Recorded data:

═══

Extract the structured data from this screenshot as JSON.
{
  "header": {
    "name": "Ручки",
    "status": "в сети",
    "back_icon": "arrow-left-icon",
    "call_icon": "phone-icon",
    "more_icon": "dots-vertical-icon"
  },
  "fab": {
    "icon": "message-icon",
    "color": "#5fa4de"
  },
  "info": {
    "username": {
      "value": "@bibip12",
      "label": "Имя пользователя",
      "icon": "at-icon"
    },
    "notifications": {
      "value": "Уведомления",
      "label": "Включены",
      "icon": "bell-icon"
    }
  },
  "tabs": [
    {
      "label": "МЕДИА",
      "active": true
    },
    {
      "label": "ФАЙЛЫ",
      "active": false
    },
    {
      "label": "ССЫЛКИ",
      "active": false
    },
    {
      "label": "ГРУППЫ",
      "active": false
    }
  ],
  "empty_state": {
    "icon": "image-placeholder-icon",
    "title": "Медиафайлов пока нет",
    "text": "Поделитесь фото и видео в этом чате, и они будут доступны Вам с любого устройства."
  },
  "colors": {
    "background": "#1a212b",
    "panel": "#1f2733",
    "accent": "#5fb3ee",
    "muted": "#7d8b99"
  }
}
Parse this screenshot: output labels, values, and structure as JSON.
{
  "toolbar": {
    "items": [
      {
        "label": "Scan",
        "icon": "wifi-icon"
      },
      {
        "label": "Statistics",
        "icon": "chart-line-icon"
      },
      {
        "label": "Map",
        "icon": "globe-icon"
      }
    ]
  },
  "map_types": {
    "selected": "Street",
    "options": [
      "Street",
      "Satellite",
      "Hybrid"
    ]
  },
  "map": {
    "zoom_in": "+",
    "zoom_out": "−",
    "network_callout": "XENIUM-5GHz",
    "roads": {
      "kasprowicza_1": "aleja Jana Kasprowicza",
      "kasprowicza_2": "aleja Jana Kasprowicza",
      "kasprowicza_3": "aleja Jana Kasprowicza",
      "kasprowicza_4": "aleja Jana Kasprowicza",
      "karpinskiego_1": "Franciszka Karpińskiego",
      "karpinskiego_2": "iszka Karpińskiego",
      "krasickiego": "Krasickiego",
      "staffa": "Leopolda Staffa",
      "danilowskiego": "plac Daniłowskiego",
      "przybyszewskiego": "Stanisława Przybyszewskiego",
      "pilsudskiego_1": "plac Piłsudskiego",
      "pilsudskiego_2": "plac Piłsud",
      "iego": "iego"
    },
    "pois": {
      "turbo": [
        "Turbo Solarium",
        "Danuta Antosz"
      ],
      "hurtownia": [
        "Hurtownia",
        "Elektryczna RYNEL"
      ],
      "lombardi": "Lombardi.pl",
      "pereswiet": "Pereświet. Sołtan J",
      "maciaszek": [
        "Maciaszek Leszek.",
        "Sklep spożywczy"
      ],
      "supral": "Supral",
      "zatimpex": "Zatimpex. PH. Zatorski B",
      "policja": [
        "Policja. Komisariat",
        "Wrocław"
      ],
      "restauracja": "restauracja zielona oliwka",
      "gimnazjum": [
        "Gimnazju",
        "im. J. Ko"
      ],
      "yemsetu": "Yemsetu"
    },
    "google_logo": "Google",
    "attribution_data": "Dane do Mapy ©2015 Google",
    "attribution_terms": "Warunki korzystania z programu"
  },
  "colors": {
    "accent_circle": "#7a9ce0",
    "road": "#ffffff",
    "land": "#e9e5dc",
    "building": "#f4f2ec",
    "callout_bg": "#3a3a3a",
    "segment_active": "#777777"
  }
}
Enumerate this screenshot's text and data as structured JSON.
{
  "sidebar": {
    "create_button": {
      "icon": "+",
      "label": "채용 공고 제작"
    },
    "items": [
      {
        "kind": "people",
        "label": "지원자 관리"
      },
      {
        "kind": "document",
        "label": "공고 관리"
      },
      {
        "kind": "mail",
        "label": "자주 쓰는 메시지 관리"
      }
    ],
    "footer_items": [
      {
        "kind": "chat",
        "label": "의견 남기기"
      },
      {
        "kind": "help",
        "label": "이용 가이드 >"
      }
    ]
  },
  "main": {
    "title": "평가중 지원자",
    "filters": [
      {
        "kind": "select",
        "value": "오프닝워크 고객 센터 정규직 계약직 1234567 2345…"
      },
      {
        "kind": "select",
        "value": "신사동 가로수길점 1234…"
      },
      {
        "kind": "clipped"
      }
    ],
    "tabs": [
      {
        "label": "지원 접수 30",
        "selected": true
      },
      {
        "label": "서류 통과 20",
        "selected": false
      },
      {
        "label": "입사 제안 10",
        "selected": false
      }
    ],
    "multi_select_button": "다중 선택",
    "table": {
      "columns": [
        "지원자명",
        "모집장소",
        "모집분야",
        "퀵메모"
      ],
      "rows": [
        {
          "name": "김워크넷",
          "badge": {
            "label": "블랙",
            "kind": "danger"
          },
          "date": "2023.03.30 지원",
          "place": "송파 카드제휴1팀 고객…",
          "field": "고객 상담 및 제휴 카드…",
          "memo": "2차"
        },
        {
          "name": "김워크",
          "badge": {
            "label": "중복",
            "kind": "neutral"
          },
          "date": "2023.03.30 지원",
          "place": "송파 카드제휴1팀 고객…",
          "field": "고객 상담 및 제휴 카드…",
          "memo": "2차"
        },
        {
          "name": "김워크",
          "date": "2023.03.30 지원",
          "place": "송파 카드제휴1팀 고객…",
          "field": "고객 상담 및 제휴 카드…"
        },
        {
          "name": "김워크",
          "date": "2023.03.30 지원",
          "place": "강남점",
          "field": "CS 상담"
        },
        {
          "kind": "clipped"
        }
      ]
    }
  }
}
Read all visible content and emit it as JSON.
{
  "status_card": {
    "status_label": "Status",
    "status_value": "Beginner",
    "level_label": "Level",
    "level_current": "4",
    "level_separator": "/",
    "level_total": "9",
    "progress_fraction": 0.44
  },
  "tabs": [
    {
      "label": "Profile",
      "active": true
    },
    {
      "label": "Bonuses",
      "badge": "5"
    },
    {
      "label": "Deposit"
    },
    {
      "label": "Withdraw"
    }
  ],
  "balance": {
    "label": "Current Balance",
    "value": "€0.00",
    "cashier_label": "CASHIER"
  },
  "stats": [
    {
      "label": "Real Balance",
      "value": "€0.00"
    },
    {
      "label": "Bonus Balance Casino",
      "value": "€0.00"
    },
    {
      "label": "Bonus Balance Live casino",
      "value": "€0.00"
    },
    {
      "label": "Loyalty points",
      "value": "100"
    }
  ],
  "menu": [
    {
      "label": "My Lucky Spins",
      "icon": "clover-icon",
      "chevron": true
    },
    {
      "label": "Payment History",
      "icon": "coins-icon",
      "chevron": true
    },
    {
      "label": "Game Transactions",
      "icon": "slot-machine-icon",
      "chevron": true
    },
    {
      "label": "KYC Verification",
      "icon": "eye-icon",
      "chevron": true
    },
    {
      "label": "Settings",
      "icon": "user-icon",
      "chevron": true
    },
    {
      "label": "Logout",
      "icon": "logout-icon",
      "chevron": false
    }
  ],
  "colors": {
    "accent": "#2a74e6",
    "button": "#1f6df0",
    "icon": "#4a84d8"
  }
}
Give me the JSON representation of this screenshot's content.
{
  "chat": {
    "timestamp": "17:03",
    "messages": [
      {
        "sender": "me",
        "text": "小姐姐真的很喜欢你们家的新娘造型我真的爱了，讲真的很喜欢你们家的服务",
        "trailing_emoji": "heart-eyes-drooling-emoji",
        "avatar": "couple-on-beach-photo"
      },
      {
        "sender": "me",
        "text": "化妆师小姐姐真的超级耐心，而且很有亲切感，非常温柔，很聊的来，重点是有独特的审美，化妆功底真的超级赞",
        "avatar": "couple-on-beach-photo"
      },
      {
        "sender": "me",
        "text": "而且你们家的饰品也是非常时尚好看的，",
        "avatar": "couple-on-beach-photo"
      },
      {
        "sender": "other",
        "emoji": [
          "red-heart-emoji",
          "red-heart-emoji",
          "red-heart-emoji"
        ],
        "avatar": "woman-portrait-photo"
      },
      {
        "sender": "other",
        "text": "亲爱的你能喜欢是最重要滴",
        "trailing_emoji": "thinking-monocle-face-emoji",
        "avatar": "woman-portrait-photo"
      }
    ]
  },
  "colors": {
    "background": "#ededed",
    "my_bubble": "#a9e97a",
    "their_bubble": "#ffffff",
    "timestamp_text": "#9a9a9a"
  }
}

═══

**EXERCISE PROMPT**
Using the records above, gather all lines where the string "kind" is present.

**SOLUTION TO THE EXERCISE**
        "kind": "people",
        "kind": "document",
        "kind": "mail",
        "kind": "chat",
        "kind": "help",
        "kind": "select",
        "kind": "select",
        "kind": "clipped"
            "kind": "danger"
            "kind": "neutral"
          "kind": "clipped"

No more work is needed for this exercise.